**Instructions for the task**
Report the lines of the data below that contain the string "more".

========================================================================

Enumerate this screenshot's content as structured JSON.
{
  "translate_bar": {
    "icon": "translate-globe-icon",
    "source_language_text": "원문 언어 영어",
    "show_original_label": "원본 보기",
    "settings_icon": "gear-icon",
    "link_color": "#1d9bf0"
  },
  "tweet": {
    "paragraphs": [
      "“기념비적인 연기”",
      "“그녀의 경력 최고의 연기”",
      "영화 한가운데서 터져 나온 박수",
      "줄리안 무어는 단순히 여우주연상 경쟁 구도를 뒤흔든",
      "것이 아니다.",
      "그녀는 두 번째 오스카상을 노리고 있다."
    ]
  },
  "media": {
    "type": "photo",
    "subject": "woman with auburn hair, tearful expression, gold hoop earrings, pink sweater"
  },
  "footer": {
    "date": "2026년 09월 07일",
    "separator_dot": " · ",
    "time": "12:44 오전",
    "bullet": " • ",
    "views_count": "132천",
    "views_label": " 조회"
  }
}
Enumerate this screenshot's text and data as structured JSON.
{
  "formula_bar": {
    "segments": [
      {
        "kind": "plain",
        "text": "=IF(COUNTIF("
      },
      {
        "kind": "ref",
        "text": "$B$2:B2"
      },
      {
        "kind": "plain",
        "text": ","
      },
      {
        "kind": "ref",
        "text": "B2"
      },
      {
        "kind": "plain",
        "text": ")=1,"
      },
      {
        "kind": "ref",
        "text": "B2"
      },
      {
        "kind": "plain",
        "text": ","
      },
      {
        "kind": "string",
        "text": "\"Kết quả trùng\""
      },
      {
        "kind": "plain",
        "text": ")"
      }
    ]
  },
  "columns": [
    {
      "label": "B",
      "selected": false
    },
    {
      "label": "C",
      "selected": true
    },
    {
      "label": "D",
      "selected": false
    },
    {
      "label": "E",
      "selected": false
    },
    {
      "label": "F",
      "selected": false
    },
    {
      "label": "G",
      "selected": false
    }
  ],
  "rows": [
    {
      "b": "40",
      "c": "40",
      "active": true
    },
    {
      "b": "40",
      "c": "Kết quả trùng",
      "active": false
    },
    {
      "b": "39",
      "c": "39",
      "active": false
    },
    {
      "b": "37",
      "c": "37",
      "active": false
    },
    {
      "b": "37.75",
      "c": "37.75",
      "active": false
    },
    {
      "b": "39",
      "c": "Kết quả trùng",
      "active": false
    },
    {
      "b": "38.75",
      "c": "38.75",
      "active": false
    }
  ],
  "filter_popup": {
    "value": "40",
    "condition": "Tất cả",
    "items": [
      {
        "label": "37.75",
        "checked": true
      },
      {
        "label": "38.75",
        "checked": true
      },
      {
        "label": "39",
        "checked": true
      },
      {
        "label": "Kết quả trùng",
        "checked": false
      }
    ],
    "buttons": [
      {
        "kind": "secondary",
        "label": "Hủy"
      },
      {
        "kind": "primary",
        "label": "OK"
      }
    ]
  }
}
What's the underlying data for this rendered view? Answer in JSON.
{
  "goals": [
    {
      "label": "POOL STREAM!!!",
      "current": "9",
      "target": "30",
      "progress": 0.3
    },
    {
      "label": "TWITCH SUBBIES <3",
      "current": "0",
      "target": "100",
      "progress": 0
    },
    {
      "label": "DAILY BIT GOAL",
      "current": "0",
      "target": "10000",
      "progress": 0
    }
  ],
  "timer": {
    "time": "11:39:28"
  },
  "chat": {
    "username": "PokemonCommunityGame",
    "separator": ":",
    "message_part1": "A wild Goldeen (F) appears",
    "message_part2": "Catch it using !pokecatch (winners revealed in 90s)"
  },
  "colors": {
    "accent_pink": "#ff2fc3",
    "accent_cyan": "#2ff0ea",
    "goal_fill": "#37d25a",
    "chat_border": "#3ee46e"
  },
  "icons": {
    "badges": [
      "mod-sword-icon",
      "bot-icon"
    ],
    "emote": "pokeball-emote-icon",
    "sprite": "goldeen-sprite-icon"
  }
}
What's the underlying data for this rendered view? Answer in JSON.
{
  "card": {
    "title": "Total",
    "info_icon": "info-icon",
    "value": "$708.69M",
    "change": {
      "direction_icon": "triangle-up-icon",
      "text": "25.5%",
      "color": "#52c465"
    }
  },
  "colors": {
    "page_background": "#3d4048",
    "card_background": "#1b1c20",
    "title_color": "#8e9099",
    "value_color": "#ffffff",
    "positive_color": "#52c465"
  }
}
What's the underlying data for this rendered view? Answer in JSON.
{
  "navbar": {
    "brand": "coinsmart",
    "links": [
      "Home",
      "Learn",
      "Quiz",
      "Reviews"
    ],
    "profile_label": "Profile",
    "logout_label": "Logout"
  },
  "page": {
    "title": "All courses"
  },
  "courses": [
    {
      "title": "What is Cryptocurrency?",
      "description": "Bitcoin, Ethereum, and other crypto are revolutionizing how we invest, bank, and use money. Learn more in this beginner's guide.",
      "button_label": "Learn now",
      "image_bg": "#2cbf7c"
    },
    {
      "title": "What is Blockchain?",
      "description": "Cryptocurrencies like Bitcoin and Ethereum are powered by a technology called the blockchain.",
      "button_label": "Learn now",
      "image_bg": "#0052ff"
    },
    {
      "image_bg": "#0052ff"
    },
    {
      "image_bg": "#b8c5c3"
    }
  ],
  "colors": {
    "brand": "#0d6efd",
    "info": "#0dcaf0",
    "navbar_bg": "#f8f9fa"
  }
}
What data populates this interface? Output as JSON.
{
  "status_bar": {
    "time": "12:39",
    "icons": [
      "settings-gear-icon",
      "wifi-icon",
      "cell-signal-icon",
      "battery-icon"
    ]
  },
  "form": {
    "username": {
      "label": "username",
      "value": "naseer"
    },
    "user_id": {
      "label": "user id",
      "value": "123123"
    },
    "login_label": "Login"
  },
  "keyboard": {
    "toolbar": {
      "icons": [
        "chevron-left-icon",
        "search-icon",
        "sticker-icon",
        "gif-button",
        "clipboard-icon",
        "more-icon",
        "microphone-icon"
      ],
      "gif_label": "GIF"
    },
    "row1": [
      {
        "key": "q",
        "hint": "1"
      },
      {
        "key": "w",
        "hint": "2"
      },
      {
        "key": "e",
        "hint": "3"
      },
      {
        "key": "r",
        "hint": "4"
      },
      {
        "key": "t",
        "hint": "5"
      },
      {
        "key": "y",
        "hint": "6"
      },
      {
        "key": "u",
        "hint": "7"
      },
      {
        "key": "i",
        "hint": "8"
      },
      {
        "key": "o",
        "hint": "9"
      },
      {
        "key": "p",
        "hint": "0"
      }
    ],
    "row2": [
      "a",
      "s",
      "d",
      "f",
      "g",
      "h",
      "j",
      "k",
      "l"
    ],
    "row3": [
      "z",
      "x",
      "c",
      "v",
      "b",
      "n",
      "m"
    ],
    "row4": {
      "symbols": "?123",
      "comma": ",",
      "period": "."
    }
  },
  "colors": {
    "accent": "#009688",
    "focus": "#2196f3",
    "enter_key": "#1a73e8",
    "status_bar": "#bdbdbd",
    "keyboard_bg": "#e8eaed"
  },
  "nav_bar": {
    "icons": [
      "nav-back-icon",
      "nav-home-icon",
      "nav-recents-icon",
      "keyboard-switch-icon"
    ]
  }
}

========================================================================

**Solution to this task**
      "description": "Bitcoin, Ethereum, and other crypto are revolutionizing how we invest, bank, and use money. Learn more in this beginner's guide.",
        "more-icon",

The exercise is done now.